:: TASK ::
Return the lines below that carry the word "group".

:: DATASET ENTRIES ::

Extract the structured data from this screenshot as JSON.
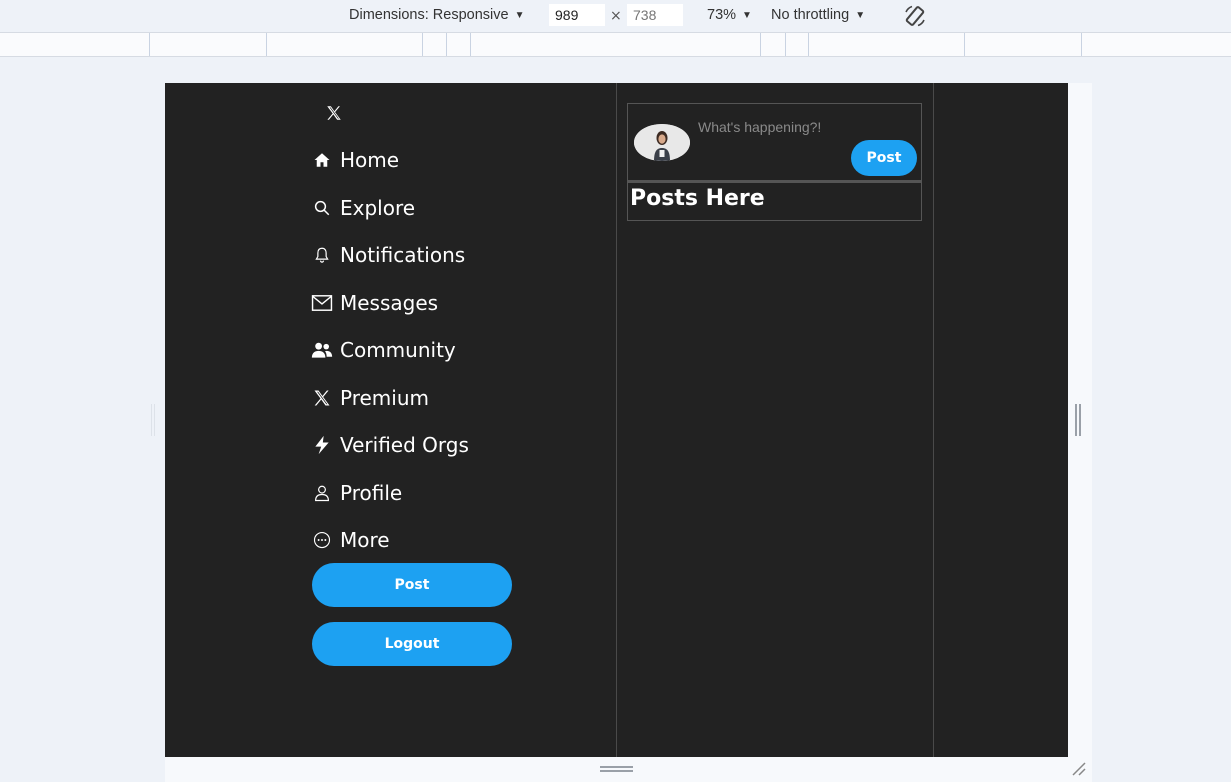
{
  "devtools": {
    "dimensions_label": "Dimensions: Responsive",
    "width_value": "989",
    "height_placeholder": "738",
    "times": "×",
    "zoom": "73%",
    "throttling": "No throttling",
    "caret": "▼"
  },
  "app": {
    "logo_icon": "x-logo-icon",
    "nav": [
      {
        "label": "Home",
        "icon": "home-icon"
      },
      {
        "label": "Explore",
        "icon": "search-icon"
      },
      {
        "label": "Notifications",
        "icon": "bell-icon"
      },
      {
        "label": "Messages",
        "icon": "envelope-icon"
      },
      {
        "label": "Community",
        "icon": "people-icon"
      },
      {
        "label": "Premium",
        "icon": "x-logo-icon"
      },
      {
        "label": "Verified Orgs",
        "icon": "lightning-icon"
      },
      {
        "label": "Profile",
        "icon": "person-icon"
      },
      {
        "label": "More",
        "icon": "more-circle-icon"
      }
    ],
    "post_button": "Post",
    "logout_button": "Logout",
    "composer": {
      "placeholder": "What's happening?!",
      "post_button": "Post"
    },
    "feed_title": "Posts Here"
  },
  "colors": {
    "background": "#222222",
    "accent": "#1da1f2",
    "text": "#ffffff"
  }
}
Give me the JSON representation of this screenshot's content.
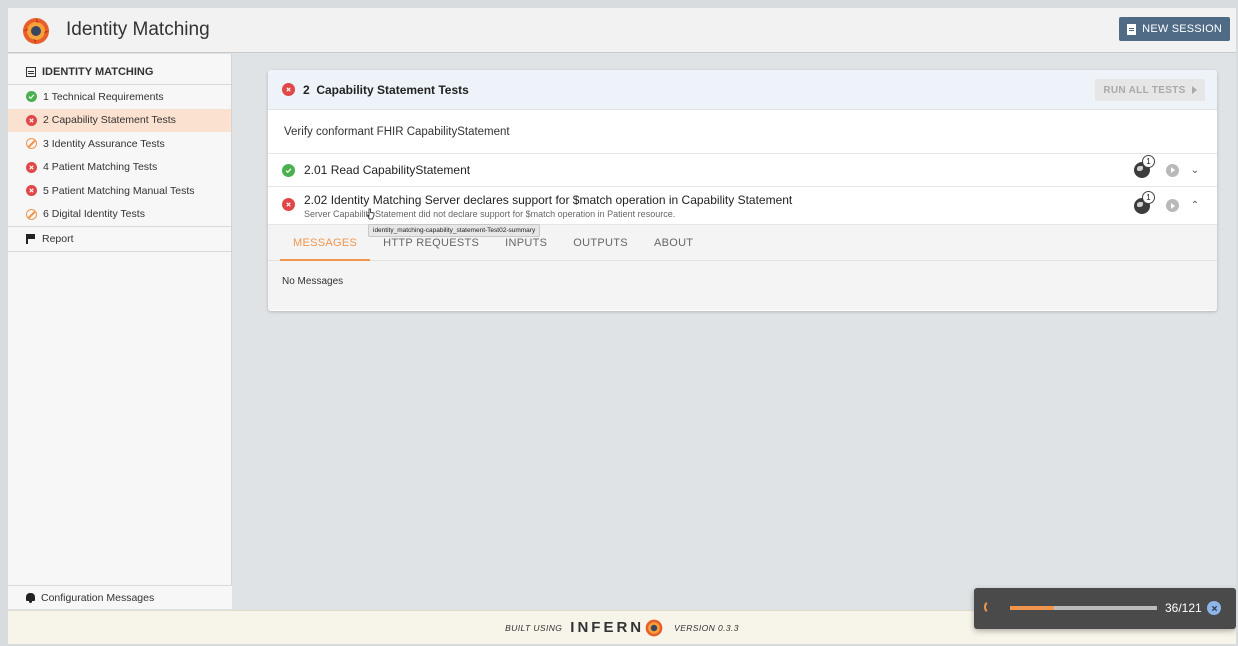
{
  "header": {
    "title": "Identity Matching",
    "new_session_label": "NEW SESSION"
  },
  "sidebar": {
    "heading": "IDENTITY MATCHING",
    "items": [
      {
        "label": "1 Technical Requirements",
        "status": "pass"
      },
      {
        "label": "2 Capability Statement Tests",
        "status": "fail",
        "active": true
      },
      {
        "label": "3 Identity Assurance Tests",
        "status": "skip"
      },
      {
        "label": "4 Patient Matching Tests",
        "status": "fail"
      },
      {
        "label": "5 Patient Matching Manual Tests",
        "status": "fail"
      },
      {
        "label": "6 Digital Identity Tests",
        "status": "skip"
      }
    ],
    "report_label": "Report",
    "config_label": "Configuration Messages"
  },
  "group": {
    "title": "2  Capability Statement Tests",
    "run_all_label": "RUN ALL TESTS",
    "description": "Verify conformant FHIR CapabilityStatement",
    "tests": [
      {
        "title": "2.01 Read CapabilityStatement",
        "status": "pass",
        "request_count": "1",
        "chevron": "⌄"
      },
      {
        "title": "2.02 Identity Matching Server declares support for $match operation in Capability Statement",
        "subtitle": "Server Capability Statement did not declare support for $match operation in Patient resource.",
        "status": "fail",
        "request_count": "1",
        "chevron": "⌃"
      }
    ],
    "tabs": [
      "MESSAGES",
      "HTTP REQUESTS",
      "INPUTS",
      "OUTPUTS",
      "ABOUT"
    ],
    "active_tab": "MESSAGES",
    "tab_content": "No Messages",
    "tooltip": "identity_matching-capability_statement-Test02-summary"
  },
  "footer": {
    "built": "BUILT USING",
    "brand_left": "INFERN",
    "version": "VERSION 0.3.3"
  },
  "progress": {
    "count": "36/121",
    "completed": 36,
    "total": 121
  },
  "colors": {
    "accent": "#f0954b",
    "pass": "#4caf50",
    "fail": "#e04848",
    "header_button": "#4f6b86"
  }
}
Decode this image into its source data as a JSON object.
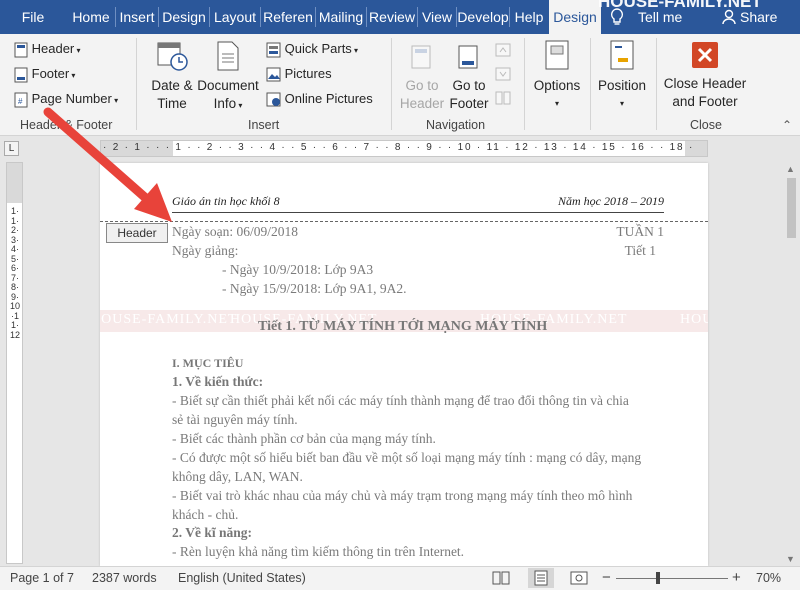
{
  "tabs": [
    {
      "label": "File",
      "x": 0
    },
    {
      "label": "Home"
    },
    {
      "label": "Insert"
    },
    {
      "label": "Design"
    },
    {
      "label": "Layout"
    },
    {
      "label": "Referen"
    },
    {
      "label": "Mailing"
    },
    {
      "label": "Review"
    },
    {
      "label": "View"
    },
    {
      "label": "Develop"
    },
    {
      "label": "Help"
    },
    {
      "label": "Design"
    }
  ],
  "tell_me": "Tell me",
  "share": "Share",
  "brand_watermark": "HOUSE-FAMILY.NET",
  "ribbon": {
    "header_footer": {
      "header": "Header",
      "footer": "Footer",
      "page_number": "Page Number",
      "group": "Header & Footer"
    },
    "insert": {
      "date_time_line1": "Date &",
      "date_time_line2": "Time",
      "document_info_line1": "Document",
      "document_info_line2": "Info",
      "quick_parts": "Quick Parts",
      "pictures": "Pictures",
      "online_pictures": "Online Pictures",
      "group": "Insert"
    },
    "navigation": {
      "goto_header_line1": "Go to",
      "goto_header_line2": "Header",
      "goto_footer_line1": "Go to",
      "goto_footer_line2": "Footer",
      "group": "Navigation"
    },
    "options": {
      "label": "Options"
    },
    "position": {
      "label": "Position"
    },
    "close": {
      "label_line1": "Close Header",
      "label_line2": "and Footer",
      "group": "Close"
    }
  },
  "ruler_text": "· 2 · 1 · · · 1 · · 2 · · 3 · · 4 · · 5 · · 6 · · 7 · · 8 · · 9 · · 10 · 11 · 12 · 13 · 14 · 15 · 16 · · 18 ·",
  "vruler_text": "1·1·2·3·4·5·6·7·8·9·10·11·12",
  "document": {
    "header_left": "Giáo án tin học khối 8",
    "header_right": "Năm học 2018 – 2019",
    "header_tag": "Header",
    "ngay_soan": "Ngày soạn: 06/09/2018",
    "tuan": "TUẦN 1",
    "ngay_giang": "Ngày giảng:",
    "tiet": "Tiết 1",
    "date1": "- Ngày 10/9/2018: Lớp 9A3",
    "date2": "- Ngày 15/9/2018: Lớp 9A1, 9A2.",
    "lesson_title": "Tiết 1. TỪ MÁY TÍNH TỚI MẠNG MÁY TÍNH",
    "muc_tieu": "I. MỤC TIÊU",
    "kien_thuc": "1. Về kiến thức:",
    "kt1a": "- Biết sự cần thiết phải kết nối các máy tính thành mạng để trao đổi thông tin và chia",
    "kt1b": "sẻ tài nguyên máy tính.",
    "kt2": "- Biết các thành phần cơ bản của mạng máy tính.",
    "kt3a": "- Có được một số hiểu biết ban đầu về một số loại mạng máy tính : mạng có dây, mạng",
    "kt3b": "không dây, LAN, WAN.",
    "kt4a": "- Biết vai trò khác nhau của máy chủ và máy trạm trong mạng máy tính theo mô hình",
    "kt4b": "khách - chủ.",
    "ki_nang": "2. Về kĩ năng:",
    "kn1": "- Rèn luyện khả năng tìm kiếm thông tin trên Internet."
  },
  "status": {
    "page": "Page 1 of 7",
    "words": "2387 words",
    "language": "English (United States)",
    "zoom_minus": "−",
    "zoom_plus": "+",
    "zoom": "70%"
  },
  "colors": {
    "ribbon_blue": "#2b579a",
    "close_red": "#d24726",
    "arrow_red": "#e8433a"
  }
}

:: OUTPUT OF THE TASK ::
  "group": {
      "group": "Header & Footer"
      "group": "Insert"
      "group": "Navigation"
      "group": "Close"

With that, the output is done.